▶ **Required work**
Repeat the records exactly. Every line must match.

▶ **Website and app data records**
# # # # # # #
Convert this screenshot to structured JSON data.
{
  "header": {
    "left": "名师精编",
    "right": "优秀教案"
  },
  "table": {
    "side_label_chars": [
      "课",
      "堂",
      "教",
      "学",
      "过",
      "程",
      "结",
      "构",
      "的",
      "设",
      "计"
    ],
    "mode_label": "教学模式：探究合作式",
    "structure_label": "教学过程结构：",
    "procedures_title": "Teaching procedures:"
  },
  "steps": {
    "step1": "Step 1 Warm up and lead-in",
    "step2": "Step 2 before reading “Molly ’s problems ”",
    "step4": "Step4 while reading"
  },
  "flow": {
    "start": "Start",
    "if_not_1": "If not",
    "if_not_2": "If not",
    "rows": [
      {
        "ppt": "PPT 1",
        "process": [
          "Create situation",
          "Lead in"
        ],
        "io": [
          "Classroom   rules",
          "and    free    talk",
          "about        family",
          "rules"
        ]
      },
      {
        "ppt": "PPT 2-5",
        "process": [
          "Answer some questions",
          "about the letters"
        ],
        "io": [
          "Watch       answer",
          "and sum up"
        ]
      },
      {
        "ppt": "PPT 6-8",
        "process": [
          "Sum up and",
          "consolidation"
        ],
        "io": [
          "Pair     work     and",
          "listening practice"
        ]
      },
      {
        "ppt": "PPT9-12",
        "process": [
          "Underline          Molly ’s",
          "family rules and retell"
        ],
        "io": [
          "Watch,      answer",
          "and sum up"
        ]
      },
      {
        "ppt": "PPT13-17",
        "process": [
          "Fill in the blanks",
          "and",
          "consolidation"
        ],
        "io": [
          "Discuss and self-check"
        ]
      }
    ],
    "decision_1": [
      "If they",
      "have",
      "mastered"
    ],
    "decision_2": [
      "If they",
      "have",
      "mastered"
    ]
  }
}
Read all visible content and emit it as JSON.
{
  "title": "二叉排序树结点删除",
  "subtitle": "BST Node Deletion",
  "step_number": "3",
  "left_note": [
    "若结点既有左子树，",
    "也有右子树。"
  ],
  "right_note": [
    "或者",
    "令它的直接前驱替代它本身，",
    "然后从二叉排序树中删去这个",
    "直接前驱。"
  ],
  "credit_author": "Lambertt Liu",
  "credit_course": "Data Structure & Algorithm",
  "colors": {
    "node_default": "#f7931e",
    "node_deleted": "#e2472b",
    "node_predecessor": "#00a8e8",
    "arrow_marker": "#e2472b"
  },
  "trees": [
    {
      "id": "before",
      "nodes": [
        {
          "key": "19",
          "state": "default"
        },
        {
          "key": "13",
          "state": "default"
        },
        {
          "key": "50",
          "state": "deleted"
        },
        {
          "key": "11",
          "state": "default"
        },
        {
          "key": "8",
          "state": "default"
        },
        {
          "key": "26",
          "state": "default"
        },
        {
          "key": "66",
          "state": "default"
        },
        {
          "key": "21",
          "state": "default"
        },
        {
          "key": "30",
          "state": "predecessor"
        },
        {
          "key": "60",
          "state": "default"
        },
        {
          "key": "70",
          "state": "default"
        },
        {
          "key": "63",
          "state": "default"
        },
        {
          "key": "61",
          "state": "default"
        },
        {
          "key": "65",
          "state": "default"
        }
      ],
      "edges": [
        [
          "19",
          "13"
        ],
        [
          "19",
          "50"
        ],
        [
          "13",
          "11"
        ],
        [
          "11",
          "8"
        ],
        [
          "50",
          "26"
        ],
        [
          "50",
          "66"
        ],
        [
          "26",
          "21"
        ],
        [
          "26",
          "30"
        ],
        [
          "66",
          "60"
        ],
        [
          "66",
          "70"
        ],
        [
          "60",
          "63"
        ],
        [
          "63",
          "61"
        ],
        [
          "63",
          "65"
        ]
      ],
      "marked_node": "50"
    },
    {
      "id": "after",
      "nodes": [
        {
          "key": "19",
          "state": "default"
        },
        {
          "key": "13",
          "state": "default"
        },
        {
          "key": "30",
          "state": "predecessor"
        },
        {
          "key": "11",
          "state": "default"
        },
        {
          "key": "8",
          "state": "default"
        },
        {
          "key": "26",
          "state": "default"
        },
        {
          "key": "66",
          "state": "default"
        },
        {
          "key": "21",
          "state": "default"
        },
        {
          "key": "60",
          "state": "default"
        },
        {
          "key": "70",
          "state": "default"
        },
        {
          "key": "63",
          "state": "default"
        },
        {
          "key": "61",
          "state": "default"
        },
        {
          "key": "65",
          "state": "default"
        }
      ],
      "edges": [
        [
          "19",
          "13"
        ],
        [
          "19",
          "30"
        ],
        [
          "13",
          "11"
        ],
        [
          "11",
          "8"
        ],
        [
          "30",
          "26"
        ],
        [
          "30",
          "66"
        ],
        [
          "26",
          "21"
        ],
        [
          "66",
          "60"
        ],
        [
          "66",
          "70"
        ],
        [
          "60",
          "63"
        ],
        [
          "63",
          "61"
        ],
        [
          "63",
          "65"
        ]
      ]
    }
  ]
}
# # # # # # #
▶ **Written reply**
Convert this screenshot to structured JSON data.
{
  "header": {
    "left": "名师精编",
    "right": "优秀教案"
  },
  "table": {
    "side_label_chars": [
      "课",
      "堂",
      "教",
      "学",
      "过",
      "程",
      "结",
      "构",
      "的",
      "设",
      "计"
    ],
    "mode_label": "教学模式：探究合作式",
    "structure_label": "教学过程结构：",
    "procedures_title": "Teaching procedures:"
  },
  "steps": {
    "step1": "Step 1 Warm up and lead-in",
    "step2": "Step 2 before reading “Molly ’s problems ”",
    "step4": "Step4 while reading"
  },
  "flow": {
    "start": "Start",
    "if_not_1": "If not",
    "if_not_2": "If not",
    "rows": [
      {
        "ppt": "PPT 1",
        "process": [
          "Create situation",
          "Lead in"
        ],
        "io": [
          "Classroom   rules",
          "and    free    talk",
          "about        family",
          "rules"
        ]
      },
      {
        "ppt": "PPT 2-5",
        "process": [
          "Answer some questions",
          "about the letters"
        ],
        "io": [
          "Watch       answer",
          "and sum up"
        ]
      },
      {
        "ppt": "PPT 6-8",
        "process": [
          "Sum up and",
          "consolidation"
        ],
        "io": [
          "Pair     work     and",
          "listening practice"
        ]
      },
      {
        "ppt": "PPT9-12",
        "process": [
          "Underline          Molly ’s",
          "family rules and retell"
        ],
        "io": [
          "Watch,      answer",
          "and sum up"
        ]
      },
      {
        "ppt": "PPT13-17",
        "process": [
          "Fill in the blanks",
          "and",
          "consolidation"
        ],
        "io": [
          "Discuss and self-check"
        ]
      }
    ],
    "decision_1": [
      "If they",
      "have",
      "mastered"
    ],
    "decision_2": [
      "If they",
      "have",
      "mastered"
    ]
  }
}
Read all visible content and emit it as JSON.
{
  "title": "二叉排序树结点删除",
  "subtitle": "BST Node Deletion",
  "step_number": "3",
  "left_note": [
    "若结点既有左子树，",
    "也有右子树。"
  ],
  "right_note": [
    "或者",
    "令它的直接前驱替代它本身，",
    "然后从二叉排序树中删去这个",
    "直接前驱。"
  ],
  "credit_author": "Lambertt Liu",
  "credit_course": "Data Structure & Algorithm",
  "colors": {
    "node_default": "#f7931e",
    "node_deleted": "#e2472b",
    "node_predecessor": "#00a8e8",
    "arrow_marker": "#e2472b"
  },
  "trees": [
    {
      "id": "before",
      "nodes": [
        {
          "key": "19",
          "state": "default"
        },
        {
          "key": "13",
          "state": "default"
        },
        {
          "key": "50",
          "state": "deleted"
        },
        {
          "key": "11",
          "state": "default"
        },
        {
          "key": "8",
          "state": "default"
        },
        {
          "key": "26",
          "state": "default"
        },
        {
          "key": "66",
          "state": "default"
        },
        {
          "key": "21",
          "state": "default"
        },
        {
          "key": "30",
          "state": "predecessor"
        },
        {
          "key": "60",
          "state": "default"
        },
        {
          "key": "70",
          "state": "default"
        },
        {
          "key": "63",
          "state": "default"
        },
        {
          "key": "61",
          "state": "default"
        },
        {
          "key": "65",
          "state": "default"
        }
      ],
      "edges": [
        [
          "19",
          "13"
        ],
        [
          "19",
          "50"
        ],
        [
          "13",
          "11"
        ],
        [
          "11",
          "8"
        ],
        [
          "50",
          "26"
        ],
        [
          "50",
          "66"
        ],
        [
          "26",
          "21"
        ],
        [
          "26",
          "30"
        ],
        [
          "66",
          "60"
        ],
        [
          "66",
          "70"
        ],
        [
          "60",
          "63"
        ],
        [
          "63",
          "61"
        ],
        [
          "63",
          "65"
        ]
      ],
      "marked_node": "50"
    },
    {
      "id": "after",
      "nodes": [
        {
          "key": "19",
          "state": "default"
        },
        {
          "key": "13",
          "state": "default"
        },
        {
          "key": "30",
          "state": "predecessor"
        },
        {
          "key": "11",
          "state": "default"
        },
        {
          "key": "8",
          "state": "default"
        },
        {
          "key": "26",
          "state": "default"
        },
        {
          "key": "66",
          "state": "default"
        },
        {
          "key": "21",
          "state": "default"
        },
        {
          "key": "60",
          "state": "default"
        },
        {
          "key": "70",
          "state": "default"
        },
        {
          "key": "63",
          "state": "default"
        },
        {
          "key": "61",
          "state": "default"
        },
        {
          "key": "65",
          "state": "default"
        }
      ],
      "edges": [
        [
          "19",
          "13"
        ],
        [
          "19",
          "30"
        ],
        [
          "13",
          "11"
        ],
        [
          "11",
          "8"
        ],
        [
          "30",
          "26"
        ],
        [
          "30",
          "66"
        ],
        [
          "26",
          "21"
        ],
        [
          "66",
          "60"
        ],
        [
          "66",
          "70"
        ],
        [
          "60",
          "63"
        ],
        [
          "63",
          "61"
        ],
        [
          "63",
          "65"
        ]
      ]
    }
  ]
}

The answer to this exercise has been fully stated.